As he launches “No Exit”, a dark novelette about suicide and murder, indie author and campaigner Dan Holloway considers the self-published writer's dilemma regarding the conflicting pulls of self-censorship and self-expression, an issue he sums up neatly as “the writer's wants versus readers' needs”.
Freedom. I don’t think anyone who self-publishes would deny that’s the most alluring thing of all about doing things yourself. For many of us it’s a mix of relief, joy, intoxication, in-your-face-up-yoursness that conjures up George Michael and Robbie Williams.
But I started wondering about the flip side to this when I posted a piece about my new book, No Exit, a loosely YA piece of fem noir that puts some uncomfortable questions to contemporary culture – about whether death can be beautiful; about whether murder can be a healing act; about whether we should intervene if a loved one tries to kill themselves.

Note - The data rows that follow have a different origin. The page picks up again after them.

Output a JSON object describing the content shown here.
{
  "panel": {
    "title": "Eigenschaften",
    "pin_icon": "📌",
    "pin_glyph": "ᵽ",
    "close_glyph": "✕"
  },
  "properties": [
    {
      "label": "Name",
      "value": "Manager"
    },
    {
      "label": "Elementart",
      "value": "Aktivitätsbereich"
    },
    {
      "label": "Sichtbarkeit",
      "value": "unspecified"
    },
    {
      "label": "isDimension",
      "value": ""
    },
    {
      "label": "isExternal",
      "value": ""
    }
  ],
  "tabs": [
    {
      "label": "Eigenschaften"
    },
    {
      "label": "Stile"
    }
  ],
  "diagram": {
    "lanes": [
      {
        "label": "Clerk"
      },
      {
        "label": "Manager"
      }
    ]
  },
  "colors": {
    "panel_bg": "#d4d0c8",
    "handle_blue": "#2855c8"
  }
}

The question I wrestled with was a simple one – should I write this stuff? Is it ever justified? Indeed, is not writing it ever justified? Can my honest intention excuse the potential effect on readers?
What ensued on the post, but most of all on Faceboook, was a fascinating but surprisingly predictable conversation. I have become used to a general decrying of self-censorship, the clarion call of “I write what I have to write” or “I cut nothing.”
- I have learned that most people who can say this glibly do so because what they “have to say” is so anodyne it would cause very little harm.
- I have learned to keep quiet when people think the unharmful anodyne is actually the sharpest edge of dangerous.
- I have even learned to stop getting irritated at the irrationality, and even to stop rolling my eyes when those I see making such pronouncements are those I also saw sharing petitions for Amazon to ban a certain notorious book a few years ago.
The Self-Publishing Perspective
But I have started thinking. The glib cries seem to fall easiest from the lips of my self-publishing friends, and I wonder if there’s a reason. And whether that reason has to do with the heady passion for freedom self-publishing brings. Has self-expression become a holy grail, a sacred chalice from which self-publishing enables us to drink? Do we reflexively see any talk of self-censorship as the distant decretals of an establishment seeking to wrest the cup from our hands once more (yes, it’s not an accident that I’m using the Protestant Reformation as my guiding metaphor)?
Of course, there are many self-publishers who take the notion of responsibility, especially to their readers, very seriously. We see that in the pleas for professionalism. Ironically, this is one of the aspects of self-publishing of which I am an outspoken critic, but that may just be my natural contrariness.
But it’s rare that we see in-depth pieces asking whether we should use the freedom we have over content without considering the implications:
- Is it really the case that a deleterious text is rendered acceptable by correct formatting and structure?
- Is it that we are, rightly, so frightened of the notion of censorship it cannot even register in our vocabulary?
- Is it that all those writers think such vanilla thoughts the issue never arises and self-expression is allowed to become the easy-to-defend “freedom to stick close to the consensus or to demur on points that breach no libertarian levees”?
Or is it that placing the author at the centre, as the battle cry incites us, does just that?
Places the author at the centre. Not just of the business of books, but of the whole literary universe. Is the unreflective call for self-expression simply another avatar of the notion that “author wants” trumps “reader needs”, accompanied by the convenient metastructure that informs us of the ultimately patronising nature of even considering the notion of a reader’s “needs”?
It is probably a mix. But whereas anodyne is a noun that applies to most humans per se, and fear of censorship is a pillar of our hunger for justice – and both therefore apply to traditional and self-publishing alike, I wonder if self-publishing is unique in holding out the sacrosanct promise and expectation of the final cut. And if so, I wonder if this is a good thing. I know that in No Exit there’s not a punch I’ve pulled. But I also know that if I hadn’t asked the question, when the inevitable comments come in I would feel my responses were on shakier ground.